* **TASK DESCRIPTION**
Filter the listing below down to the lines containing the word "sample".

* **THE INPUT**
----------
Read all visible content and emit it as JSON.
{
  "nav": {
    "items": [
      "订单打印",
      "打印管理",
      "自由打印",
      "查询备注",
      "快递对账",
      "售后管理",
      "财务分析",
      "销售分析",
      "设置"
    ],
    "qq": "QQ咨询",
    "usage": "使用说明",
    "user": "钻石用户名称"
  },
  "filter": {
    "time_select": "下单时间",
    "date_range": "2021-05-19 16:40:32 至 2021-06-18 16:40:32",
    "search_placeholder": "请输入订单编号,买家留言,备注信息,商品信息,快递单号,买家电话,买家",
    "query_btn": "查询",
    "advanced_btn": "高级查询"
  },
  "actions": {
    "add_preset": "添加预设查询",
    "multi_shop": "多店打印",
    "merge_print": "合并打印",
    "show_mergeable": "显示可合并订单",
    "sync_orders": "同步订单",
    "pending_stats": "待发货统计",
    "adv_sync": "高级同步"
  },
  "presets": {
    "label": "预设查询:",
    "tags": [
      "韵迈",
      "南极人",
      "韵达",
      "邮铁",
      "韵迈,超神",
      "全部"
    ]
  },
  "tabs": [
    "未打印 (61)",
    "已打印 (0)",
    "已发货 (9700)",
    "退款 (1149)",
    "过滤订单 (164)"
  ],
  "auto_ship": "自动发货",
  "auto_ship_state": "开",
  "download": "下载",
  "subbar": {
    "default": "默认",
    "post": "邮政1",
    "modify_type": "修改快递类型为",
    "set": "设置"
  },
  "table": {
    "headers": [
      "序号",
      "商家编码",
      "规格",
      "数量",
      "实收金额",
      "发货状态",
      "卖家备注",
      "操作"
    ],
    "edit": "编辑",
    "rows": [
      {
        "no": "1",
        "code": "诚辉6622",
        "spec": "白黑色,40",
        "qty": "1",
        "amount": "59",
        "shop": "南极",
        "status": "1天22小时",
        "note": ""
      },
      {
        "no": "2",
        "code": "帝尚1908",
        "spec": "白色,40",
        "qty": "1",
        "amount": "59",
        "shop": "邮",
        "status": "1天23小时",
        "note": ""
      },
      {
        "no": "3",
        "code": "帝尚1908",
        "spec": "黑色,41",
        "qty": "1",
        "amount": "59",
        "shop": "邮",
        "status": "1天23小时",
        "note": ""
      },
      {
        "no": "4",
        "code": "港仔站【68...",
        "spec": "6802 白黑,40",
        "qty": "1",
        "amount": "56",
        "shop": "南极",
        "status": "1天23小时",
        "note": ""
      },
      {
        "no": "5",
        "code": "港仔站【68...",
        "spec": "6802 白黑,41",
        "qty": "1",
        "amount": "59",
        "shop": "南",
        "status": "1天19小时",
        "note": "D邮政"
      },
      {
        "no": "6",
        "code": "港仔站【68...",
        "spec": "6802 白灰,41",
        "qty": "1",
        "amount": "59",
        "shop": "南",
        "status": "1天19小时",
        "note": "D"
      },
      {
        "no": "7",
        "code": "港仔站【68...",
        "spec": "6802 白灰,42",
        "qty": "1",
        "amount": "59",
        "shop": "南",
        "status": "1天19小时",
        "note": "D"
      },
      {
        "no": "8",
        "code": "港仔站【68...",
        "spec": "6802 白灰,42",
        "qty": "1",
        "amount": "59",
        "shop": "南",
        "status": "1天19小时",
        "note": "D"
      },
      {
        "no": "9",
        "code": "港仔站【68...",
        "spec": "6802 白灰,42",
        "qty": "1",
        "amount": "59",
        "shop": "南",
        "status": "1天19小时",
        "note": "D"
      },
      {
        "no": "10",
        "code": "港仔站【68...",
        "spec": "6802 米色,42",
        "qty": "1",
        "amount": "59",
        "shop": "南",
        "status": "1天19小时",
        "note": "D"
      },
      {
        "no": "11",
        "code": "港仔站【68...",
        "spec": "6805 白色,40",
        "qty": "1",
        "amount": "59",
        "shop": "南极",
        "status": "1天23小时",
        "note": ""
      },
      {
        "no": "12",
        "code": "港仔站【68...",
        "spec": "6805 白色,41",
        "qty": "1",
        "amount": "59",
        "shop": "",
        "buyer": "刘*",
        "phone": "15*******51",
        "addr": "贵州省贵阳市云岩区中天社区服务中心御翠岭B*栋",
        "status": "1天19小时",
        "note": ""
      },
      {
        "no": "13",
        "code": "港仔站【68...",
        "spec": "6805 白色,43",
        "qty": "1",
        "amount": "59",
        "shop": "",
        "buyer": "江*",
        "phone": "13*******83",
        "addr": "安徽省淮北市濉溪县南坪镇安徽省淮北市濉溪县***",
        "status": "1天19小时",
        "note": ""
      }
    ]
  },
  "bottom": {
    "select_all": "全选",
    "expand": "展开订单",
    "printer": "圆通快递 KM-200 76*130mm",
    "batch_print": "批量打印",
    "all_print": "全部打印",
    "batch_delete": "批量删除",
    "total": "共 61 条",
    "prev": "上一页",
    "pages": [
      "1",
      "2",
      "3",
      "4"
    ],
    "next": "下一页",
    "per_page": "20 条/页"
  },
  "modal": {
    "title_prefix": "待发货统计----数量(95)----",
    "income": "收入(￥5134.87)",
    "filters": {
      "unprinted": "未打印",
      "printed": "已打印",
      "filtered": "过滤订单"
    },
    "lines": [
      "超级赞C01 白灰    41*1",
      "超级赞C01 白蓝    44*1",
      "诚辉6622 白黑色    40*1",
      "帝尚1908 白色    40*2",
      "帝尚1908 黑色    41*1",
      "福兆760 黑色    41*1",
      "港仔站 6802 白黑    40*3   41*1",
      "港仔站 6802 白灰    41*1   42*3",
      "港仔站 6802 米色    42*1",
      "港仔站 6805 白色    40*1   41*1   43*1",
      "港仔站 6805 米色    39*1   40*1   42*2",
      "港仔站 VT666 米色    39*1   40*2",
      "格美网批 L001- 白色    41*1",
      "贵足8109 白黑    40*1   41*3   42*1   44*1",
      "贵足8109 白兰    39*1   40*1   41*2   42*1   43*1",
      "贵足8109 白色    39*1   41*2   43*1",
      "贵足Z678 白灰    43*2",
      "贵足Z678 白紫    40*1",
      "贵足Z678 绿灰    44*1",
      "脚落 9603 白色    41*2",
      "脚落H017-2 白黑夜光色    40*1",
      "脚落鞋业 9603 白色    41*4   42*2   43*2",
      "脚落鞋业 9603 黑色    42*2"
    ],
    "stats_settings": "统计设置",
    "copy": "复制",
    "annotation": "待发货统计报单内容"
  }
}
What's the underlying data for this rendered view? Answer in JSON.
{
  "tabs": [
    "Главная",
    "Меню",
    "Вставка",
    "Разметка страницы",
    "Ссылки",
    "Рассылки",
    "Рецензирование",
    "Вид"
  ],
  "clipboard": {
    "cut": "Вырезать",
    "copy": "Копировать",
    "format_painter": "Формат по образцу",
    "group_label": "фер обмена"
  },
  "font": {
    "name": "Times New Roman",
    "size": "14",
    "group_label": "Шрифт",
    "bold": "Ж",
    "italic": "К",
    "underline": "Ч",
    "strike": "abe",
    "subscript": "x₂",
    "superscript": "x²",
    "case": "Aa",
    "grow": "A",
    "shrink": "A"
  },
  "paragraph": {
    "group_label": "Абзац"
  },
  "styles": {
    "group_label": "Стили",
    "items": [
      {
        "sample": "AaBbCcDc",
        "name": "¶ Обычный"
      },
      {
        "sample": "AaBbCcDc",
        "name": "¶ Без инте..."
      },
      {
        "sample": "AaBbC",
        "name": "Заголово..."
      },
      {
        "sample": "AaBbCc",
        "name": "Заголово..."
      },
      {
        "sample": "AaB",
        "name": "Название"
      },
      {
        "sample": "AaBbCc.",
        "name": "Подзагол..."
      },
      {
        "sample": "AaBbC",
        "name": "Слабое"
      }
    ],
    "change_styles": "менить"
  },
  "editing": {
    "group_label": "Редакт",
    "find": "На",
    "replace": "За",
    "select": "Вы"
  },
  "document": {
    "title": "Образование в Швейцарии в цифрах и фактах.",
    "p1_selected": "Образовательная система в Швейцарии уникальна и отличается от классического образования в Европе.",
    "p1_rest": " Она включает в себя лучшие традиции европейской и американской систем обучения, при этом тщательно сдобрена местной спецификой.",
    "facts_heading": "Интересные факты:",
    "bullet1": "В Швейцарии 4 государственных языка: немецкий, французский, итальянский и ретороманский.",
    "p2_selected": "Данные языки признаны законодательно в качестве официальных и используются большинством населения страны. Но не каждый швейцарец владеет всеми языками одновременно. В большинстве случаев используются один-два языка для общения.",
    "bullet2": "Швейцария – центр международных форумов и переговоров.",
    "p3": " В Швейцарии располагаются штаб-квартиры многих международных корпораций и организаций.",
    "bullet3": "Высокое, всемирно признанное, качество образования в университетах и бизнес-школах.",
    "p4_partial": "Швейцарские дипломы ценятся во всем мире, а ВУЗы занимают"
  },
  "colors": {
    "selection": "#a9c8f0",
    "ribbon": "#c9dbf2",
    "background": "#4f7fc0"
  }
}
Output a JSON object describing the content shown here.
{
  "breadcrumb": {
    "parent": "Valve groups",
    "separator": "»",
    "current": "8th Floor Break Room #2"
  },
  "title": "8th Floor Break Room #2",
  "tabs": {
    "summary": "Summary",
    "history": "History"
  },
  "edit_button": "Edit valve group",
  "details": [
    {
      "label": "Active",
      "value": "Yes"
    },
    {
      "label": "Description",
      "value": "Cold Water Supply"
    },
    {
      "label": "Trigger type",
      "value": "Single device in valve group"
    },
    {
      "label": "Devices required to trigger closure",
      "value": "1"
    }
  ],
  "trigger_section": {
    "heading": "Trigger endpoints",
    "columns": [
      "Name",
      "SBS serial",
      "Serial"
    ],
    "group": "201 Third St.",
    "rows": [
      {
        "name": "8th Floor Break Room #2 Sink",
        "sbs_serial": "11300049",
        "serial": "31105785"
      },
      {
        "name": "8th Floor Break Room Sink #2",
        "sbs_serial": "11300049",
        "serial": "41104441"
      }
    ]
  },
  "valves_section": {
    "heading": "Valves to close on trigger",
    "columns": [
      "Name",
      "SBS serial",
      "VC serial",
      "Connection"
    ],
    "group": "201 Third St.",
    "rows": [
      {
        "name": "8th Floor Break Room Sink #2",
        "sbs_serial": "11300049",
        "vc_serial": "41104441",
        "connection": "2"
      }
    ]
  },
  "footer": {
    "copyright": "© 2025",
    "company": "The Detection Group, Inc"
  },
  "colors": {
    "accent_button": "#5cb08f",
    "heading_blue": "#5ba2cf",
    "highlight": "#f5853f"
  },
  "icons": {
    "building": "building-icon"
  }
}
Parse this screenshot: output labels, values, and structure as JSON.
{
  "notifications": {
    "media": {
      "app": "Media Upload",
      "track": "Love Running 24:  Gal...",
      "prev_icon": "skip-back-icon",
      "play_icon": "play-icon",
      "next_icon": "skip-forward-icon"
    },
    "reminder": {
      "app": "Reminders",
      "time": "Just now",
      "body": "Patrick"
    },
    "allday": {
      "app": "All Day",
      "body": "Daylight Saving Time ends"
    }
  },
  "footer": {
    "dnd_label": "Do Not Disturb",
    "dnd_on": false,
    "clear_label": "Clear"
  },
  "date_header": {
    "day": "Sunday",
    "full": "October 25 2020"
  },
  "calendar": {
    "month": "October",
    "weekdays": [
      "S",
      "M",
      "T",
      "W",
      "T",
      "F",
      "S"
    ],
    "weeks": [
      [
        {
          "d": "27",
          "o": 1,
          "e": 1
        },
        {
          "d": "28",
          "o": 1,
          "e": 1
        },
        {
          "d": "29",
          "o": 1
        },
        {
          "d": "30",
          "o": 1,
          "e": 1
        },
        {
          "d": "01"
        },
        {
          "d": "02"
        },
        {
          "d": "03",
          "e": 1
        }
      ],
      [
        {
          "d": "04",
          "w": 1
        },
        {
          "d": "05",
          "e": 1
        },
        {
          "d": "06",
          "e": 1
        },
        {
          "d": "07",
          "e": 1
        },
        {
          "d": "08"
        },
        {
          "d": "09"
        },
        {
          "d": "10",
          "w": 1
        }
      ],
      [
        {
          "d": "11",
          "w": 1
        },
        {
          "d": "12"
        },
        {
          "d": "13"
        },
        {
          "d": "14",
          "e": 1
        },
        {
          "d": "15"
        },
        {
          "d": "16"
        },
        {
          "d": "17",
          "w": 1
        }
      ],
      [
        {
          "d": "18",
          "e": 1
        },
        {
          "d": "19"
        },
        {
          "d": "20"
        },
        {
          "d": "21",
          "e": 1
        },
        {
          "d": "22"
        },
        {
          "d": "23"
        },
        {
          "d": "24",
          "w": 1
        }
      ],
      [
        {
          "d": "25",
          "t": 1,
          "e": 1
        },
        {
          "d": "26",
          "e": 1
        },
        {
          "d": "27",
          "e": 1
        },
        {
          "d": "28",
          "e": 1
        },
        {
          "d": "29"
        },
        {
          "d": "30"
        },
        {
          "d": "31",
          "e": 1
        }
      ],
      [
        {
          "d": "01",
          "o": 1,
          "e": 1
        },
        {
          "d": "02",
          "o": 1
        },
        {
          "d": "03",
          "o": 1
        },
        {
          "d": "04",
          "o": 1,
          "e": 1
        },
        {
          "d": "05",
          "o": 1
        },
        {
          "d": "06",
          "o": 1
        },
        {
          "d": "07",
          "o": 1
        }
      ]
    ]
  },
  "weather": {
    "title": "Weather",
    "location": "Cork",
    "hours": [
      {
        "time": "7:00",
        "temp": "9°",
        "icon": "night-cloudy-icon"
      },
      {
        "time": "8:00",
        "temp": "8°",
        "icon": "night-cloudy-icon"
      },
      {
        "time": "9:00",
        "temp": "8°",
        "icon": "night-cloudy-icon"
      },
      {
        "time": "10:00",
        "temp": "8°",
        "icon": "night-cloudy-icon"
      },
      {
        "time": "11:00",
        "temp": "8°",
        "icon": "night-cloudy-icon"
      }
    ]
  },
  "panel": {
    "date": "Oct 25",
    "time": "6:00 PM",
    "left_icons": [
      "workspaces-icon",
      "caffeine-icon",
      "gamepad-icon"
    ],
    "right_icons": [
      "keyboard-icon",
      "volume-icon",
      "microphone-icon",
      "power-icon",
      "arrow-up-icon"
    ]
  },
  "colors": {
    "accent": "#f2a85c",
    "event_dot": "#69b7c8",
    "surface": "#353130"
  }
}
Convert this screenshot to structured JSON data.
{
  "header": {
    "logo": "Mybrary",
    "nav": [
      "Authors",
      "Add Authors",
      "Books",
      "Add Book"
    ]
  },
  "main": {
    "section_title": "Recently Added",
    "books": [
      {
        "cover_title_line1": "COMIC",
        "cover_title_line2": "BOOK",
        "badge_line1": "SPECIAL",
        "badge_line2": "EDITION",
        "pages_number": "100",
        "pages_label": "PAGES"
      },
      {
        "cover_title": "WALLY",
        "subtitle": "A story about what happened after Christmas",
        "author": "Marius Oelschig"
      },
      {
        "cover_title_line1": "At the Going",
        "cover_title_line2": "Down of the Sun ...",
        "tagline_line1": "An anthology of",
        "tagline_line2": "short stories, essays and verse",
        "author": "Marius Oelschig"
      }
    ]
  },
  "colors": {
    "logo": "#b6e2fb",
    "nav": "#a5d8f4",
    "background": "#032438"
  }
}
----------
* **EXERCISE ANSWER**
        "sample": "AaBbCcDc",
        "sample": "AaBbCcDc",
        "sample": "AaBbC",
        "sample": "AaBbCc",
        "sample": "AaB",
        "sample": "AaBbCc.",
        "sample": "AaBbC",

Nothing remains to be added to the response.